The Unspoken Drive-Thru Rule You Should Never Break

The drive-thru was one of the greatest inventions of the 20th century. There's nothing better than ordering food and having someone hand it to you without even needing to leave your car (well, except maybe delivery). It's the perfect road trip snack or the best way to cap a long drive home.

Though it's hard to find someone who hasn't experienced a drive-thru at least once, you might not have realized that drive-thru etiquette actually exists. It turns out there are unwritten rules on how to properly order your food via drive-thru, from the moment you reach the speaker until you're happily driving away with that burger and fries.

At the start of the pandemic in the spring of 2020, drive-thru visitor numbers were at an all-time high, per NPD. And while the busiest lines still move relatively fast, there are some instances you might find yourself at a standstill. If you're wondering why your order is backed up, it could be because someone ahead of you doesn't know how to follow the rules, or doesn't care to.

Always know what you're ordering when it's time

It's no secret that you often can't get a good look at the fast-food menu until you're parked right next to it and about to order. But there is one rule you should always follow when you're ordering from the car: Know what you want before you get to the front of the line. 

Most people who have worked at a drive-thru are no stranger to the "uh" and "uhm" uttered by plenty of customers as they frantically try to decide what they're craving. However, The Takeout reports that not knowing what to order upon pulling up to the speaker is one of the biggest ways customers add time to everyone's drive-thru experience. An easy fix could be to pull up the menu on your phone ahead of time if you can't see it while waiting in line. 

Looking at the menu beforehand could also help answer some questions you might have (such as whether or not substitutions are allowed), which helps to avoid spending too much time at the ordering speaker.

Avoid these other drive-thru mistakes

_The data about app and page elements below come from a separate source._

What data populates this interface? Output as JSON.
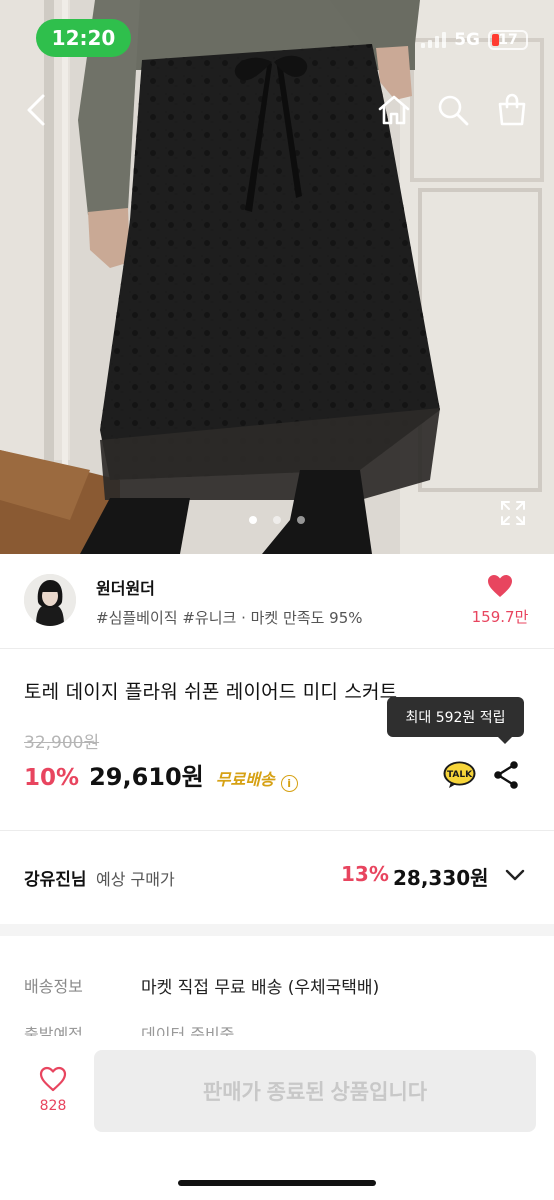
{
  "status_bar": {
    "time": "12:20",
    "network": "5G",
    "battery": "17"
  },
  "nav": {
    "back_icon": "chevron-left-icon",
    "home_icon": "home-icon",
    "search_icon": "search-icon",
    "cart_icon": "shopping-bag-icon"
  },
  "gallery": {
    "image_count": 3,
    "active_index": 0,
    "expand_icon": "expand-icon"
  },
  "seller": {
    "name": "원더원더",
    "tags": "#심플베이직 #유니크 · 마켓 만족도 95%",
    "likes": "159.7만"
  },
  "product": {
    "title": "토레 데이지 플라워 쉬폰 레이어드 미디 스커트",
    "original_price": "32,900원",
    "discount": "10%",
    "price": "29,610원",
    "shipping_badge": "무료배송",
    "points_tooltip": "최대 592원 적립"
  },
  "expected": {
    "user": "강유진님",
    "label": "예상 구매가",
    "discount": "13%",
    "price": "28,330원"
  },
  "shipping": {
    "label": "배송정보",
    "value": "마켓 직접 무료 배송 (우체국택배)",
    "next_label": "출발예정",
    "next_value": "데이터 준비중"
  },
  "bottom_bar": {
    "wish_count": "828",
    "buy_label": "판매가 종료된 상품입니다"
  },
  "colors": {
    "accent": "#e8455f",
    "shipping": "#d6a114",
    "status_time_bg": "#2fbf4c",
    "tooltip_bg": "#2f2f2f"
  }
}
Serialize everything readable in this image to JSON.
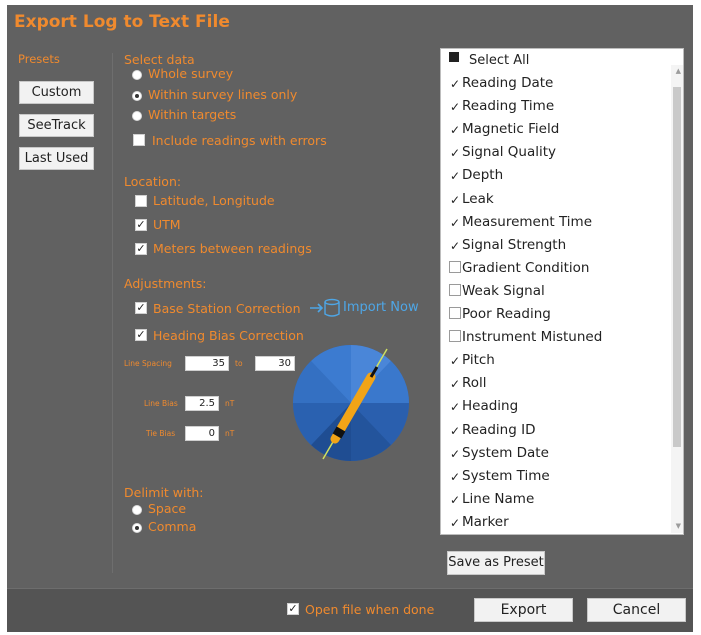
{
  "title": "Export Log to Text File",
  "presets": {
    "label": "Presets",
    "buttons": [
      "Custom",
      "SeeTrack",
      "Last Used"
    ]
  },
  "select_data": {
    "label": "Select data",
    "options": [
      "Whole survey",
      "Within survey lines only",
      "Within targets"
    ],
    "selected": "Within survey lines only",
    "include_errors": {
      "label": "Include readings with errors",
      "checked": false
    }
  },
  "location": {
    "label": "Location:",
    "items": [
      {
        "label": "Latitude, Longitude",
        "checked": false
      },
      {
        "label": "UTM",
        "checked": true
      },
      {
        "label": "Meters between readings",
        "checked": true
      }
    ]
  },
  "adjustments": {
    "label": "Adjustments:",
    "base_station": {
      "label": "Base Station Correction",
      "checked": true
    },
    "import_now": "Import Now",
    "heading_bias": {
      "label": "Heading Bias Correction",
      "checked": true
    },
    "line_spacing": {
      "label": "Line Spacing",
      "from": "35",
      "to": "30",
      "to_label": "to"
    },
    "line_bias": {
      "label": "Line Bias",
      "value": "2.5",
      "unit": "nT"
    },
    "tie_bias": {
      "label": "Tie Bias",
      "value": "0",
      "unit": "nT"
    }
  },
  "delimit": {
    "label": "Delimit with:",
    "options": [
      "Space",
      "Comma"
    ],
    "selected": "Comma"
  },
  "fields": {
    "select_all": {
      "label": "Select All",
      "checked": "partial"
    },
    "items": [
      {
        "label": "Reading Date",
        "checked": true
      },
      {
        "label": "Reading Time",
        "checked": true
      },
      {
        "label": "Magnetic Field",
        "checked": true
      },
      {
        "label": "Signal Quality",
        "checked": true
      },
      {
        "label": "Depth",
        "checked": true
      },
      {
        "label": "Leak",
        "checked": true
      },
      {
        "label": "Measurement Time",
        "checked": true
      },
      {
        "label": "Signal Strength",
        "checked": true
      },
      {
        "label": "Gradient Condition",
        "checked": false
      },
      {
        "label": "Weak Signal",
        "checked": false
      },
      {
        "label": "Poor Reading",
        "checked": false
      },
      {
        "label": "Instrument Mistuned",
        "checked": false
      },
      {
        "label": "Pitch",
        "checked": true
      },
      {
        "label": "Roll",
        "checked": true
      },
      {
        "label": "Heading",
        "checked": true
      },
      {
        "label": "Reading ID",
        "checked": true
      },
      {
        "label": "System Date",
        "checked": true
      },
      {
        "label": "System Time",
        "checked": true
      },
      {
        "label": "Line Name",
        "checked": true
      },
      {
        "label": "Marker",
        "checked": true
      }
    ]
  },
  "save_preset": "Save as Preset",
  "footer": {
    "open_when_done": {
      "label": "Open file when done",
      "checked": true
    },
    "export": "Export",
    "cancel": "Cancel"
  },
  "colors": {
    "accent": "#f08a2e",
    "background": "#616161",
    "link": "#4ea6e6"
  }
}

There are a few other important rules to follow at the drive-thru that will help the process run smoothly. The Takeout suggests you avoid being too chatty with drive-thru employees. Though it's always important to be kind, when the restaurant has a long line, most workers aren't interested in having a conservation that might only extend the process. Rather, be cordial, place your order, and keep the line moving.

Tastemade offers another piece of advice that, while it might seem like a no-brainer, plenty of people actually need: Make sure you have your wallet. We've all experienced that moment of panic when we realize we've left our money at home. However, noticing it after you've already placed your food order isn't the most ideal time.

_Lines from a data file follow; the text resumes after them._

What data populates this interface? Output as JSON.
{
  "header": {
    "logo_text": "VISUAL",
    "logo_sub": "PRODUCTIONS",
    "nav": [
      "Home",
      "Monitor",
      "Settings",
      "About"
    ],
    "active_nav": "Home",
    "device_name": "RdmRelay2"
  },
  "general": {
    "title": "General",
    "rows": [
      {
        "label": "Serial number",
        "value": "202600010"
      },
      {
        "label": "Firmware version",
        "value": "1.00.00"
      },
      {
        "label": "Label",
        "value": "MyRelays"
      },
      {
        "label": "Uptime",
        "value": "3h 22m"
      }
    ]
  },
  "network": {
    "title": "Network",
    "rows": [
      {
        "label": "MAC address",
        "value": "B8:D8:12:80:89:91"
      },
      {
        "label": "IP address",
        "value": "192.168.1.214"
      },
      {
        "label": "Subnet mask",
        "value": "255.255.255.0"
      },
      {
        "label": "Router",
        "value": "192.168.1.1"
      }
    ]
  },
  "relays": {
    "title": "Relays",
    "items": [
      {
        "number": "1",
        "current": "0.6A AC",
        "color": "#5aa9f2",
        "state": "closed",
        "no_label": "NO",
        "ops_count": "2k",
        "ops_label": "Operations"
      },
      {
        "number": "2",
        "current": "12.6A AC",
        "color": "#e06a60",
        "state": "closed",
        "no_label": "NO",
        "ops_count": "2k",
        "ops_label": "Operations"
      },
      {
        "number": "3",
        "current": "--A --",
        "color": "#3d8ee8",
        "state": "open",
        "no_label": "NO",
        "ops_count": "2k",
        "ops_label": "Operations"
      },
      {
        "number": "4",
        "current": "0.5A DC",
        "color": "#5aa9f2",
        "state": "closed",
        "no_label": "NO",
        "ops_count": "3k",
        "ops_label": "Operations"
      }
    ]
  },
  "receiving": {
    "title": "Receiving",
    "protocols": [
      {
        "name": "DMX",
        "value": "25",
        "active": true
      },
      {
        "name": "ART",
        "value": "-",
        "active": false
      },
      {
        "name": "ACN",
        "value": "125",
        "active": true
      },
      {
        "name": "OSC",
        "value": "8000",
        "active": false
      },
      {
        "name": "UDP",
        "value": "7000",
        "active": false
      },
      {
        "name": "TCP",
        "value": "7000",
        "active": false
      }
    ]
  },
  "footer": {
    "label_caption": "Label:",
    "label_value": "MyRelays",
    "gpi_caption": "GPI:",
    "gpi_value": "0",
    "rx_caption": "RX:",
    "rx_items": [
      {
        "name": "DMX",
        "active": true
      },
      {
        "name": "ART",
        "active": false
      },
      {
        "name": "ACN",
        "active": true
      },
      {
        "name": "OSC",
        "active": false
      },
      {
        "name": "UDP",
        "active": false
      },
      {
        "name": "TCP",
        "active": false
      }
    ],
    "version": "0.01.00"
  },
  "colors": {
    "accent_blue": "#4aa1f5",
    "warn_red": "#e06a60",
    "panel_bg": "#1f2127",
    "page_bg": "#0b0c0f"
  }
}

Additionally, once you place your order, stick with it. Tastemade advises not adding additional items to your order once you arrive at the pickup window; the process isn't as simple as you'd think. Because drive-thrus run like well-oiled machines, changing an order after you've placed it throws a wrench in the system, often resulting in a manager getting involved.

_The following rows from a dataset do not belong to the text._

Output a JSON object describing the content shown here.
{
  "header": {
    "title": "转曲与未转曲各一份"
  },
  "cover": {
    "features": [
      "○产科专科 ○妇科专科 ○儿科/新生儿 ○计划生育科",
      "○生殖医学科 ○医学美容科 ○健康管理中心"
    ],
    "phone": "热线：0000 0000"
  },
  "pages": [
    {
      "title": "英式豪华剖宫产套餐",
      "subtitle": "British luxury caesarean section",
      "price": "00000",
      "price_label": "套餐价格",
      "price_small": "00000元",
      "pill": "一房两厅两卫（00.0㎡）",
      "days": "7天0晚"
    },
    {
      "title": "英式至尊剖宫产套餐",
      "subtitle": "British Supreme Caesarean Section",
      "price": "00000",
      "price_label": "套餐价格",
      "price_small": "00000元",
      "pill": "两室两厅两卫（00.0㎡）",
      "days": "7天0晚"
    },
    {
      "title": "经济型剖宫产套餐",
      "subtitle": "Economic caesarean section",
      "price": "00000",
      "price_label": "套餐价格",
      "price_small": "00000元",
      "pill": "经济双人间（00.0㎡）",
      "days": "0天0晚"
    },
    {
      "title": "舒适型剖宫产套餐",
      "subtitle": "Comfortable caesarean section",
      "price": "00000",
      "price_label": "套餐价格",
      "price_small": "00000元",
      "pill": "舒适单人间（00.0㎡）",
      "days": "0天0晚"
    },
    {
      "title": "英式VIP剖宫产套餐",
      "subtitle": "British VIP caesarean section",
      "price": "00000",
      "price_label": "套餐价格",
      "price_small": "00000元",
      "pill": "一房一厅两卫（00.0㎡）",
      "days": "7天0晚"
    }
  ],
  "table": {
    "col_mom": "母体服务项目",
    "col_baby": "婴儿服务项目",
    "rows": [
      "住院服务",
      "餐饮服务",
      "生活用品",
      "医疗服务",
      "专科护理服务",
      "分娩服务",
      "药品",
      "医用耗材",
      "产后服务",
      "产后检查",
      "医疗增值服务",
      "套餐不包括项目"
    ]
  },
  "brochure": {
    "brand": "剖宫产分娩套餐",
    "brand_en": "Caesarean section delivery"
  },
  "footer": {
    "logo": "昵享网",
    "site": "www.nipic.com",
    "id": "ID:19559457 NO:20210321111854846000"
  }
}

Drive-thru times are longer than ever

At the end of the day, the most important thing to remember when ordering from a drive-thru is to have patience. CNBC reported in September 2021 that drive-thru times are longer than ever, with the average time having increased by 25 seconds in 2021 from the year prior.

Another study by SeeLevel HX found that drive-thru windows have also become worse at perfecting orders. Back in 2020, the overall order accuracy was at 87%, or nearly nine out of 10 orders being made correctly. However, by 2021, that saw a 2% dip. CNBC reported that Chick-fil-A was named the chain with the most accurate orders, followed by Taco Bell. Third place saw a three-way tie between Burger King, Arby's, and Carl's Jr. The study also cites a few reasons why drive-thru times might have grown. Longer menus have become more popular, which could slow down the overall processes in the kitchen. Plus, with so many restaurants short-staffed, cooking times might have become longer as a result of orders being filled at a slower rate.

Drive-thru visits as a whole have increased drastically since the pandemic started. Visits in August 2011 were 11% higher than they were in August 2019; the scare of catching COVID-19 may have led more to opt for the drive-thru lane versus dining indoors.